Items from an interface collection
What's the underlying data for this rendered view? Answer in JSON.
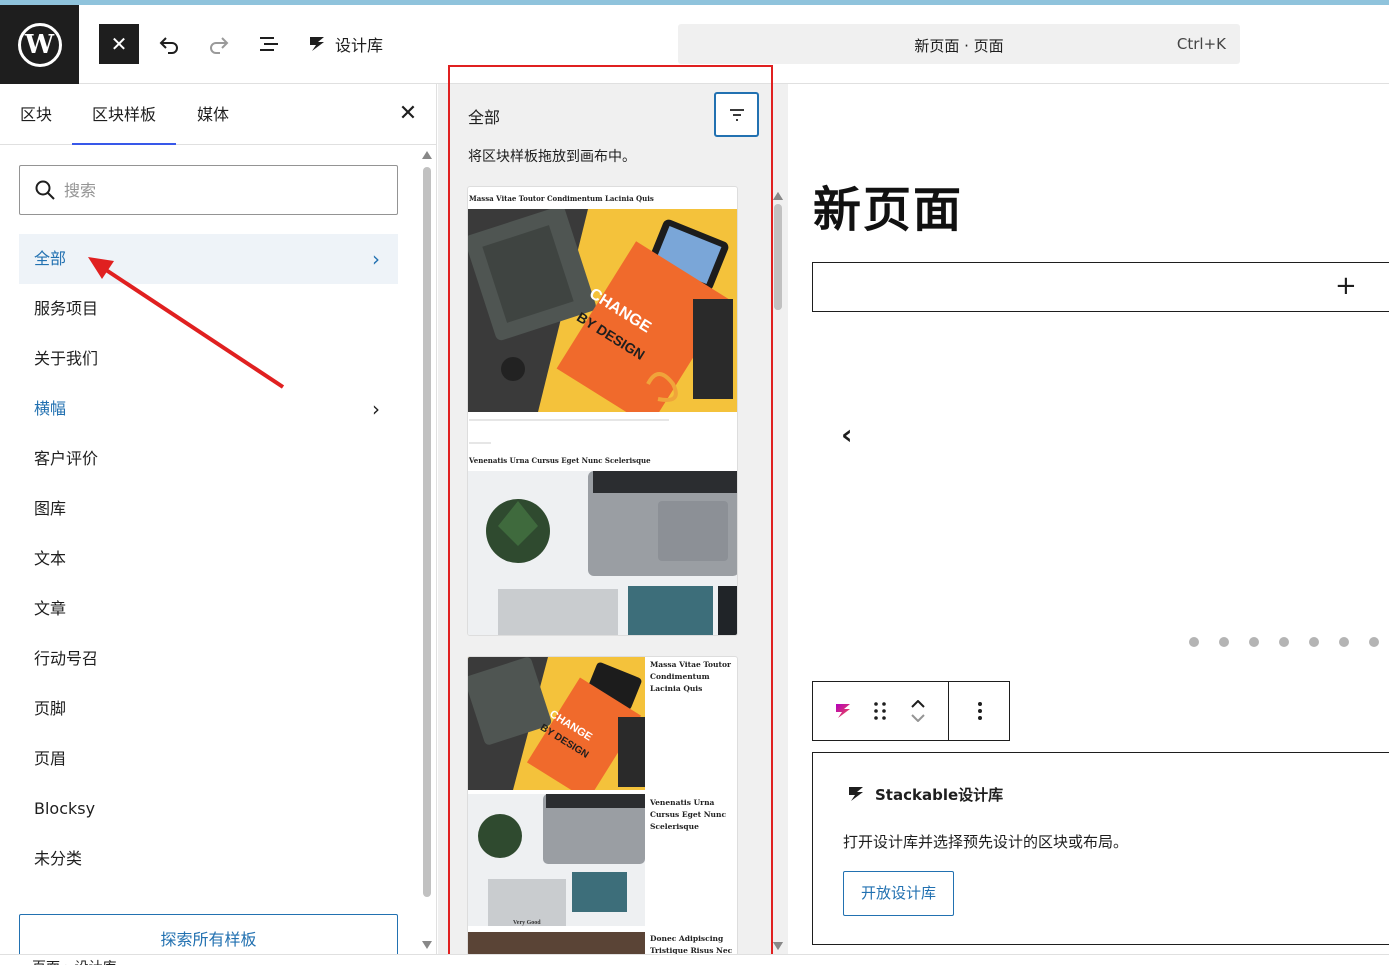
{
  "topbar": {
    "library_label": "设计库",
    "doc_title": "新页面 · 页面",
    "shortcut": "Ctrl+K"
  },
  "inserter": {
    "tabs": [
      "区块",
      "区块样板",
      "媒体"
    ],
    "active_tab": "区块样板",
    "search_placeholder": "搜索",
    "categories": [
      {
        "label": "全部",
        "active": true,
        "has_chevron": true
      },
      {
        "label": "服务项目"
      },
      {
        "label": "关于我们"
      },
      {
        "label": "横幅",
        "has_chevron": true
      },
      {
        "label": "客户评价"
      },
      {
        "label": "图库"
      },
      {
        "label": "文本"
      },
      {
        "label": "文章"
      },
      {
        "label": "行动号召"
      },
      {
        "label": "页脚"
      },
      {
        "label": "页眉"
      },
      {
        "label": "Blocksy"
      },
      {
        "label": "未分类"
      }
    ],
    "explore_button": "探索所有样板"
  },
  "patterns": {
    "title": "全部",
    "description": "将区块样板拖放到画布中。",
    "card1": {
      "heading1": "Massa Vitae Toutor Condimentum Lacinia Quis",
      "heading2": "Venenatis Urna Cursus Eget Nunc Scelerisque",
      "book_text1": "CHANGE",
      "book_text2": "BY DESIGN"
    },
    "card2": {
      "heading1": "Massa Vitae Toutor Condimentum Lacinia Quis",
      "heading2": "Venenatis Urna Cursus Eget Nunc Scelerisque",
      "heading3": "Donec Adipiscing Tristique Risus Nec",
      "book_text1": "CHANGE",
      "book_text2": "BY DESIGN",
      "caption": "Very Good"
    }
  },
  "canvas": {
    "page_title": "新页面",
    "stackable": {
      "title": "Stackable设计库",
      "description": "打开设计库并选择预先设计的区块或布局。",
      "button": "开放设计库"
    }
  },
  "footer": {
    "breadcrumb": "页面  ›  设计库"
  },
  "colors": {
    "accent": "#2271b1",
    "annotation": "#e02020",
    "dark": "#1e1e1e"
  }
}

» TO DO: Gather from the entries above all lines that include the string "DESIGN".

» COMPLETED TASK:
      "book_text2": "BY DESIGN"
      "book_text2": "BY DESIGN",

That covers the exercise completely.